[RENAL CELL CARCINOMA, PAPILLARY TYPE] – Papillary renal cell carcinoma comprises about 10-15% of all renal carcinomas and shows characteristic genetic abnormalities distinct from conventional clear cell carcinoma including trisomy or tetrasomy of chromosome 7 and 17. The tumor is predominantly composed of papillary projections with or without tubular structures. The papillary configurations may be so complex and packed together that an appearance of a solid growth may ensue.
[RENAL CELL CARCINOMA, PAPILLARY TYPE] – The papillary projections consist of a central fibrovascular core lined by a single layer or a pseudostratefied layer of tumor cells. The fibrovascular cores contain variable number of foamy histiocytes and may also show sclerosis.
[RENAL CELL CARCINOMA, PAPILLARY TYPE] – Two varieties of papillary carcinoma have been recognized, type 1 and type 2. Type 1 papillary carcinomas account for about 2/3 of all cases and are characterized by a single layer of cuboidal to low columnar cells (arrow) that contain scant to moderate amounts of usually basophilic but uncommonly clear or eosinophilic cytoplasm. The nuclei are round to oval with mild contour irregularity and may contain grooves. Nucleoli are indistinct and frank anaplasia is lacking. Mitoses are sparse.
[RENAL CELL CARCINOMA, PAPILLARY TYPE] – Foamy histiocytes (arrow) are commonly identified in the fibrovascular cores and may be numerous in both type 1 and type 2 carcinomas. Note the scant amount of lightly eosinophilic cytoplasm in cuboidal tumor cells lining the fibrovascular core in this type 1 example.
[RENAL CELL CARCINOMA, PAPILLARY TYPE] – Foamy histiocytes may be numerous and may cause expansion of the fibrovascular cores. The presence of abundant foamy histiocytes is a helpful diagnostic feature since it is seen almost consistently with papillary renal carcinomas but rarely with other renal cell carcinomas with the notable exception of cystic renal cell carcinoma that may accumulate foamy macrophages.
[RENAL CELL CARCINOMA, PAPILLARY TYPE] – Type 2 papillary renal cell carcinoma comprises about 1/3 of the cases and is characterized by larger cells with more abundant and usually eosinophilic cytoplasm than type 1 tumors. Pseudostratification is also more common. Foamy histiocytes are seen in both type 1 and typ2 with about equal frequency and are an important diagnostic finding.

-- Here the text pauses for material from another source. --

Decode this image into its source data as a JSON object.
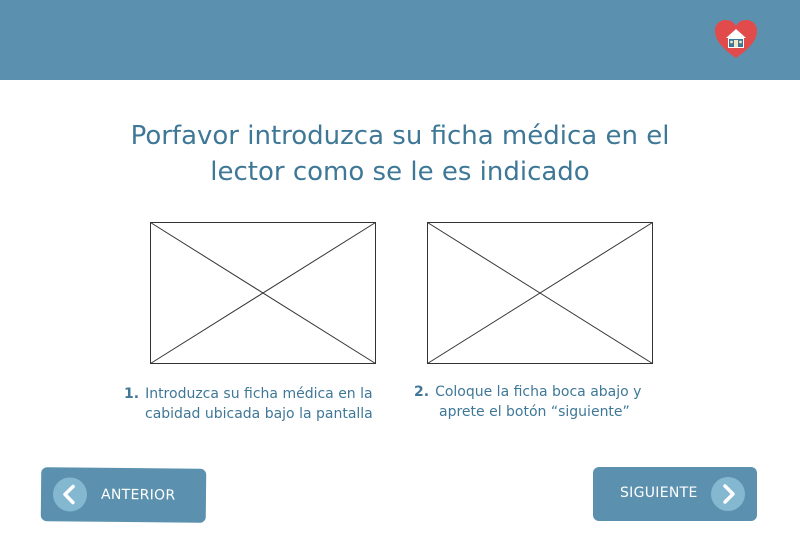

[RENAL CELL CARCINOMA, PAPILLARY TYPE]– One additional morphologic finding of diagnostic importance is the presence of intracellular hemosiderin (arrow) that is not generally seen in other renal carcinomas. Most cells in the type 2 example of papillary carcinoma show predominantly apical hemosiderin granules with basally situated nuclei.
[RENAL CELL CARCINOMA, PAPILLARY TYPE] – The tumor cells in some type 2 carcinomas may be intensely eosinophilic with regular round nuclei simulating renal oncocytomas but the presence of papillary architecture, foamy histiocytes, and other morphologic features assist in the diagnosis. The growth is both tubular and papillary in contrast to the nesting, tubular and solid growth pattern seen with oncocytomas. Note the presence of regular, round apical nuclei.
[RENAL CELL CARCINOMA, PAPILLARY TYPE] – In this example of type 2 papillary renal cell carcinoma, irregular papillary projections are lined by large eosinophilic tumor cells that focally are pseudo-stratified.
[RENAL CELL CARCINOMA, PAPILLARY TYPE] – The cytoplasm can be both eosinophilic and finely granular and tumor cells in urine cytology specimens may be difficult to differentiate from chromophobe renal cells carcinoma and oncocytomas. Note the thin fibrovascular core (arrow) with large cells containing abundant cytoplasm and focal pseudo-stratification of nuclei.
[RENAL CELL CARCINOMA, PAPILLARY TYPE] – Another characteristic histologic feature of papillary renal cell carcinoma is the presence of neutrophils in the fibrovascular cores (arrowhead), which may be numerous in some areas. Neutrophil infiltration is also commonly seen in renal medullary carcinoma.